━━ Data excerpts

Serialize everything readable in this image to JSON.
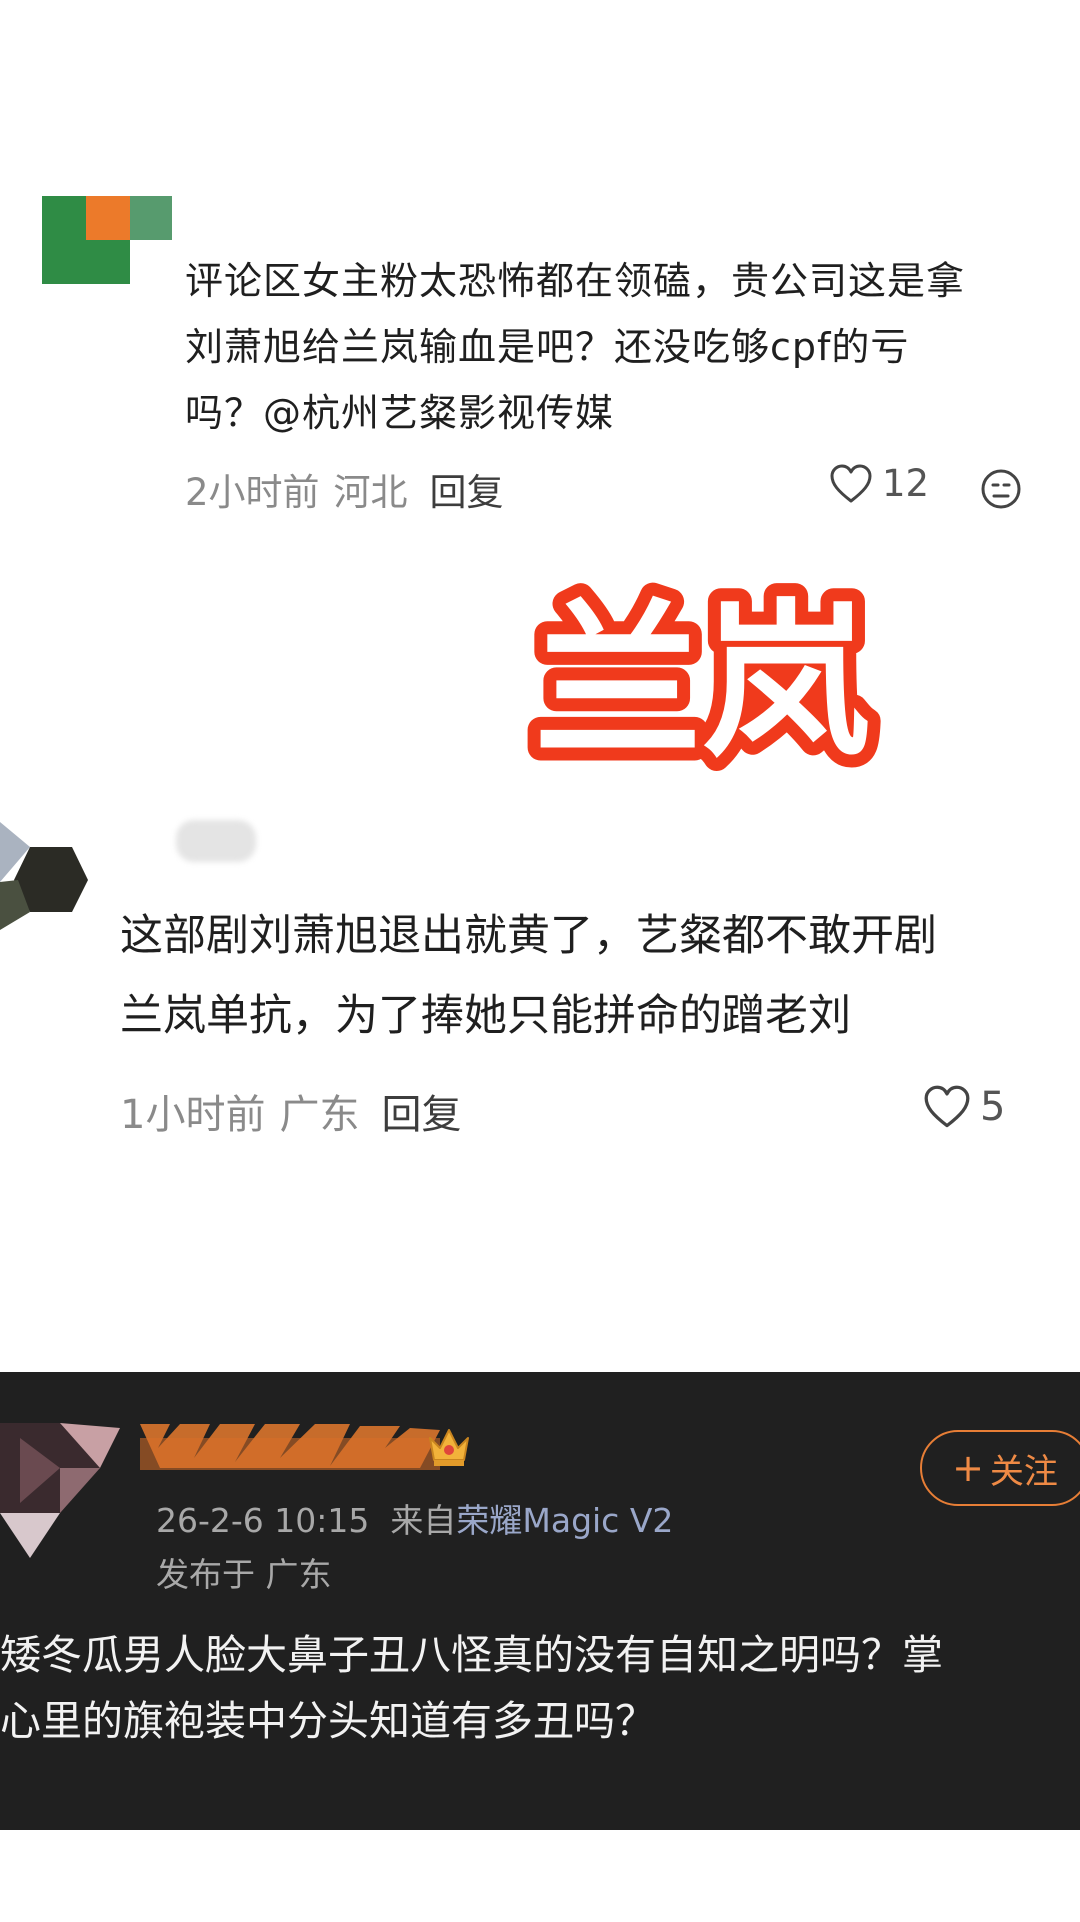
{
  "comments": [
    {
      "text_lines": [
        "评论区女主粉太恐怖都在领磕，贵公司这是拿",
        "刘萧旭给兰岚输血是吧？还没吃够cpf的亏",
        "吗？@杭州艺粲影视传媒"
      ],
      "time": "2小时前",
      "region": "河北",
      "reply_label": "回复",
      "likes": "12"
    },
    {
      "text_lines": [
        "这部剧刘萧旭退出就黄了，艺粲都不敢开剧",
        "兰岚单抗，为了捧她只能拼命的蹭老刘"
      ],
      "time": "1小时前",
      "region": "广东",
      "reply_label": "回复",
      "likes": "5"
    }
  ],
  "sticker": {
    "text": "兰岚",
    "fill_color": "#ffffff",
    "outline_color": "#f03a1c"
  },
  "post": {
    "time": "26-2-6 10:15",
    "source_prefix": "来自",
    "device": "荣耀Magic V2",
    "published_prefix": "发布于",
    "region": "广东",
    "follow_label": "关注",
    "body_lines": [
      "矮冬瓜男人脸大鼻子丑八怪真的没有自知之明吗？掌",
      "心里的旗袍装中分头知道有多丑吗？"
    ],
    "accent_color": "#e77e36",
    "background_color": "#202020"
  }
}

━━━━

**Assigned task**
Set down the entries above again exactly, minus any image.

**Answer area**
Serialize everything readable in this image to JSON.
{
  "comments": [
    {
      "text_lines": [
        "评论区女主粉太恐怖都在领磕，贵公司这是拿",
        "刘萧旭给兰岚输血是吧？还没吃够cpf的亏",
        "吗？@杭州艺粲影视传媒"
      ],
      "time": "2小时前",
      "region": "河北",
      "reply_label": "回复",
      "likes": "12"
    },
    {
      "text_lines": [
        "这部剧刘萧旭退出就黄了，艺粲都不敢开剧",
        "兰岚单抗，为了捧她只能拼命的蹭老刘"
      ],
      "time": "1小时前",
      "region": "广东",
      "reply_label": "回复",
      "likes": "5"
    }
  ],
  "sticker": {
    "text": "兰岚",
    "fill_color": "#ffffff",
    "outline_color": "#f03a1c"
  },
  "post": {
    "time": "26-2-6 10:15",
    "source_prefix": "来自",
    "device": "荣耀Magic V2",
    "published_prefix": "发布于",
    "region": "广东",
    "follow_label": "关注",
    "body_lines": [
      "矮冬瓜男人脸大鼻子丑八怪真的没有自知之明吗？掌",
      "心里的旗袍装中分头知道有多丑吗？"
    ],
    "accent_color": "#e77e36",
    "background_color": "#202020"
  }
}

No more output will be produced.